These three villages lie on the trade route between Faversham and the market town of Ashford, their churches a familiar landmark in the Kent countryside. The villages grew as part of the thriving agricultural community.
Sheldwich was first recorded in 784 and the name means a dwelling place on a low hill. St James Church, Sheldwich has been a place of worship since the 11 th century. It contains fine 14 th and 15 th century monuments. There are three ancient sun dials just inside the door. Lees Court was built in 1654 for Sir George Sondes, who was in prison at the time. It was the scene of a murderous crime, when one if his two sons murdered the other one there. It was gutted by fire in the 20 th century but has been rebuilt. It is Grade 1 listed. It is privately owned and has now been converted into flats.
Badlesmere – the mere refers to a pool, belonging to a person called Beadel. St Leonards Church, along with Badlesmere Court is some distance from the main village and is small, narrow and high, truly rural, peaceful, well cared for. It has medieval bench ends, Georgian box pews and a two decker pulpit. Under one of the yew trees in the graveyard is an old churchyard cross made of Bethersden marble. The oldest tombstone is a memorial to Thos Weldeth who died aged 80 in 1679, on it is a scull and crossbones and an hour glass.
Leaveland is derived from ‘land belonging to Leofa. St Laurence Church is a predominantly flint church consecrated in 1222. Octagonal crown posts, with massive beams support the roof. There is a beautiful marble monument in the chancel.

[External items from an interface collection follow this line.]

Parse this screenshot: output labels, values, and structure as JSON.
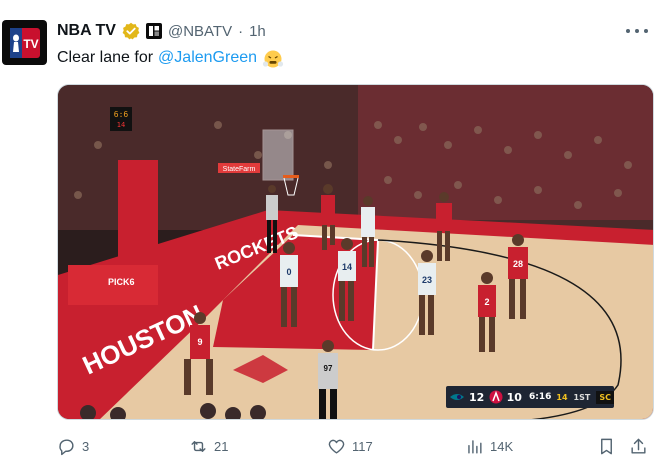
{
  "author": {
    "name": "NBA TV",
    "handle": "@NBATV",
    "separator": "·",
    "time": "1h",
    "avatar_icon": "nba-tv-logo",
    "verified_icon": "gold-verified-badge",
    "affiliate_icon": "nba-affiliate-badge"
  },
  "tweet": {
    "text_prefix": "Clear lane for",
    "mention": "@JalenGreen",
    "emoji": "steam-face-emoji"
  },
  "media": {
    "description_icon": "basketball-game-video",
    "scoreboard": {
      "away_team_icon": "hornets-logo",
      "away_score": "12",
      "home_team_icon": "rockets-logo",
      "home_score": "10",
      "clock": "6:16",
      "quarter": "1ST",
      "shot_clock": "14",
      "network": "SC"
    },
    "arena_text": {
      "baseline": "HOUSTON",
      "sideline": "ROCKETS",
      "shot_clock_display": "6:6",
      "shot_clock_sub": "14",
      "sponsor": "StateFarm",
      "stanchion": "PICK6"
    },
    "jersey_numbers": [
      "0",
      "14",
      "23",
      "28",
      "2",
      "97",
      "9"
    ]
  },
  "actions": {
    "replies": "3",
    "reposts": "21",
    "likes": "117",
    "views": "14K"
  },
  "colors": {
    "accent": "#1d9bf0",
    "muted": "#536471",
    "rockets_red": "#ce1141",
    "court": "#e7c9a3"
  }
}
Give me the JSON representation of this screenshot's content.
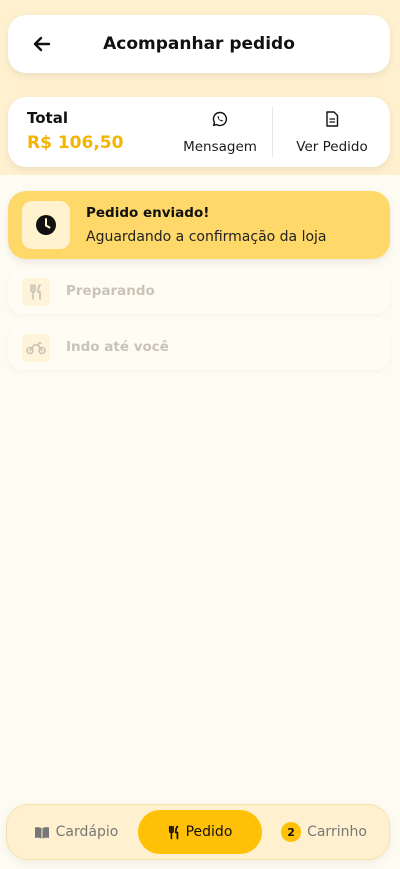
{
  "header": {
    "title": "Acompanhar pedido"
  },
  "summary": {
    "total_label": "Total",
    "total_value": "R$ 106,50",
    "message_label": "Mensagem",
    "view_order_label": "Ver Pedido"
  },
  "status": {
    "current": {
      "title": "Pedido enviado!",
      "subtitle": "Aguardando a confirmação da loja",
      "icon": "clock-icon"
    },
    "steps": [
      {
        "label": "Preparando",
        "icon": "utensils-icon"
      },
      {
        "label": "Indo até você",
        "icon": "motorcycle-icon"
      }
    ]
  },
  "bottom_nav": {
    "items": [
      {
        "label": "Cardápio",
        "icon": "book-icon",
        "active": false
      },
      {
        "label": "Pedido",
        "icon": "utensils-icon",
        "active": true
      },
      {
        "label": "Carrinho",
        "badge": "2",
        "active": false
      }
    ]
  },
  "colors": {
    "accent": "#ffc107",
    "accent_light": "#ffd86a",
    "price": "#f5b400",
    "band": "#fff1cf"
  }
}
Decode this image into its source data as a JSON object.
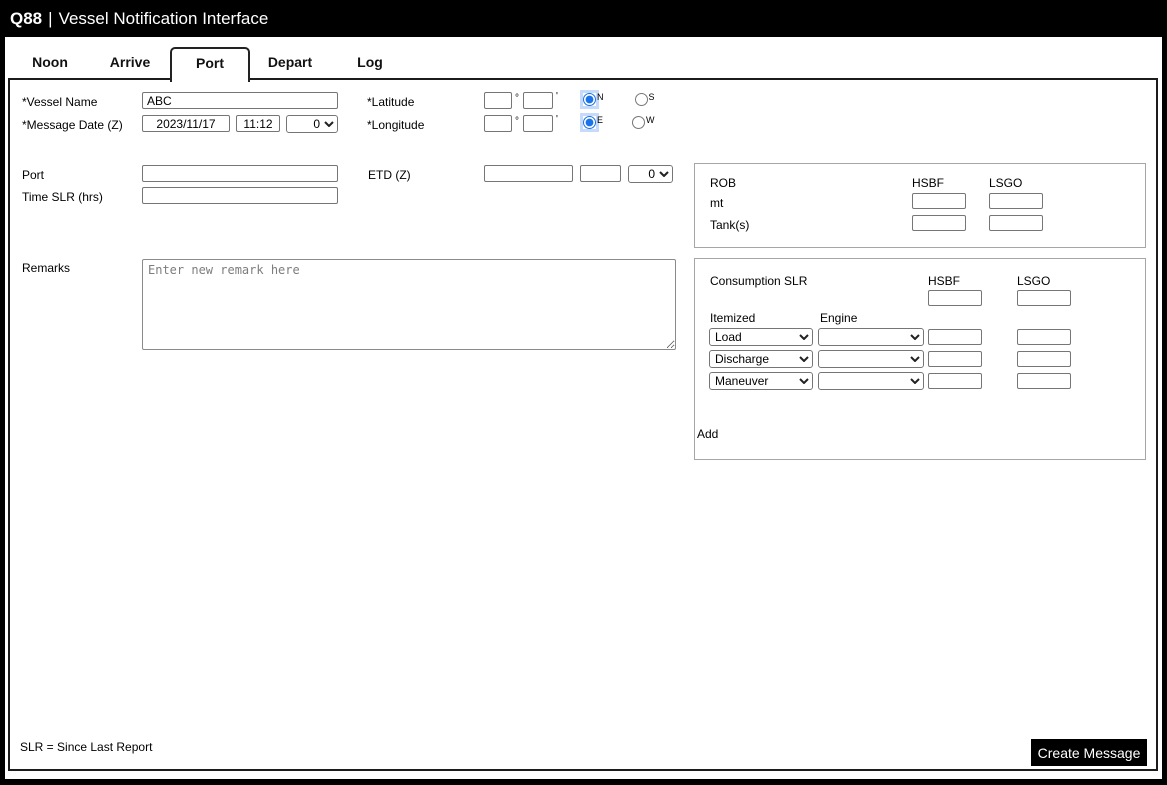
{
  "titlebar": {
    "brand": "Q88",
    "separator": "|",
    "title": "Vessel Notification Interface"
  },
  "tabs": [
    {
      "label": "Noon",
      "active": false
    },
    {
      "label": "Arrive",
      "active": false
    },
    {
      "label": "Port",
      "active": true
    },
    {
      "label": "Depart",
      "active": false
    },
    {
      "label": "Log",
      "active": false
    }
  ],
  "form": {
    "vessel_name": {
      "label": "*Vessel Name",
      "value": "ABC"
    },
    "message_date": {
      "label": "*Message Date (Z)",
      "date": "2023/11/17",
      "time": "11:12",
      "utc_offset": "0"
    },
    "latitude": {
      "label": "*Latitude",
      "degrees": "",
      "minutes": "",
      "deg_symbol": "°",
      "min_symbol": "'",
      "north_label": "N",
      "south_label": "S",
      "selected": "N"
    },
    "longitude": {
      "label": "*Longitude",
      "degrees": "",
      "minutes": "",
      "deg_symbol": "°",
      "min_symbol": "'",
      "east_label": "E",
      "west_label": "W",
      "selected": "E"
    },
    "port": {
      "label": "Port",
      "value": ""
    },
    "etd": {
      "label": "ETD (Z)",
      "date": "",
      "time": "",
      "utc_offset": "0"
    },
    "time_slr": {
      "label": "Time SLR (hrs)",
      "value": ""
    },
    "remarks": {
      "label": "Remarks",
      "placeholder": "Enter new remark here",
      "value": ""
    }
  },
  "rob": {
    "title": "ROB",
    "columns": [
      "HSBF",
      "LSGO"
    ],
    "rows": [
      {
        "label": "mt"
      },
      {
        "label": "Tank(s)"
      }
    ]
  },
  "consumption": {
    "title": "Consumption SLR",
    "columns": [
      "HSBF",
      "LSGO"
    ],
    "itemized_label": "Itemized",
    "engine_label": "Engine",
    "rows": [
      {
        "itemized": "Load"
      },
      {
        "itemized": "Discharge"
      },
      {
        "itemized": "Maneuver"
      }
    ],
    "add_label": "Add"
  },
  "footer": {
    "note": "SLR = Since Last Report",
    "create_button_label": "Create Message"
  },
  "colors": {
    "titlebar_bg": "#000000",
    "accent_radio": "#1a73e8",
    "button_bg": "#000000",
    "panel_border": "#1c1c1c"
  }
}
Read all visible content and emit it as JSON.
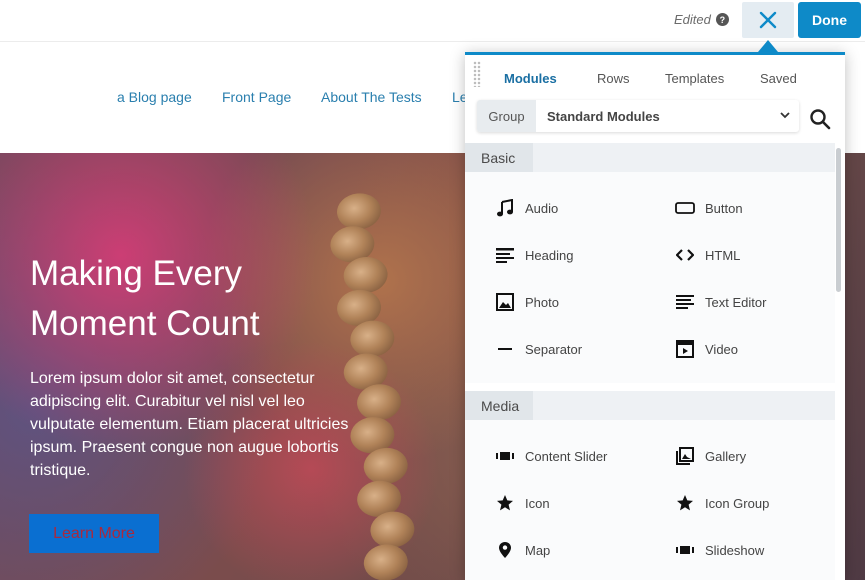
{
  "topbar": {
    "edited_label": "Edited",
    "help_icon": "?",
    "close_icon": "close-icon",
    "done_label": "Done",
    "accent": "#0e8ac8"
  },
  "site_nav": {
    "links": [
      "a Blog page",
      "Front Page",
      "About The Tests",
      "Le"
    ],
    "link_color": "#2a7fae"
  },
  "hero": {
    "title": "Making Every Moment Count",
    "body": "Lorem ipsum dolor sit amet, consectetur adipiscing elit. Curabitur vel nisl vel leo vulputate elementum. Etiam placerat ultricies ipsum. Praesent congue non augue lobortis tristique.",
    "button_label": "Learn More",
    "button_color": "#0a6fd1",
    "button_text_color": "#a82a3f"
  },
  "panel": {
    "tabs": [
      "Modules",
      "Rows",
      "Templates",
      "Saved"
    ],
    "active_tab": "Modules",
    "group_label": "Group",
    "group_value": "Standard Modules",
    "sections": [
      {
        "title": "Basic",
        "modules": [
          {
            "label": "Audio",
            "icon": "music-note-icon"
          },
          {
            "label": "Button",
            "icon": "button-icon"
          },
          {
            "label": "Heading",
            "icon": "heading-icon"
          },
          {
            "label": "HTML",
            "icon": "code-icon"
          },
          {
            "label": "Photo",
            "icon": "photo-icon"
          },
          {
            "label": "Text Editor",
            "icon": "text-editor-icon"
          },
          {
            "label": "Separator",
            "icon": "separator-icon"
          },
          {
            "label": "Video",
            "icon": "video-icon"
          }
        ]
      },
      {
        "title": "Media",
        "modules": [
          {
            "label": "Content Slider",
            "icon": "slider-icon"
          },
          {
            "label": "Gallery",
            "icon": "gallery-icon"
          },
          {
            "label": "Icon",
            "icon": "star-icon"
          },
          {
            "label": "Icon Group",
            "icon": "star-icon"
          },
          {
            "label": "Map",
            "icon": "map-pin-icon"
          },
          {
            "label": "Slideshow",
            "icon": "slider-icon"
          }
        ]
      }
    ]
  }
}
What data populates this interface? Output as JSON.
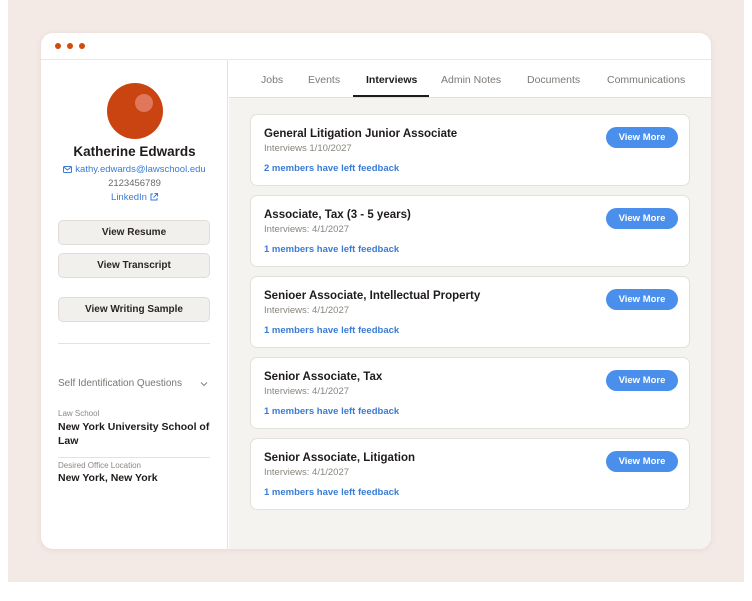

Signposted off the A251 between Faversham and Ashford - 3 miles south of Ashford.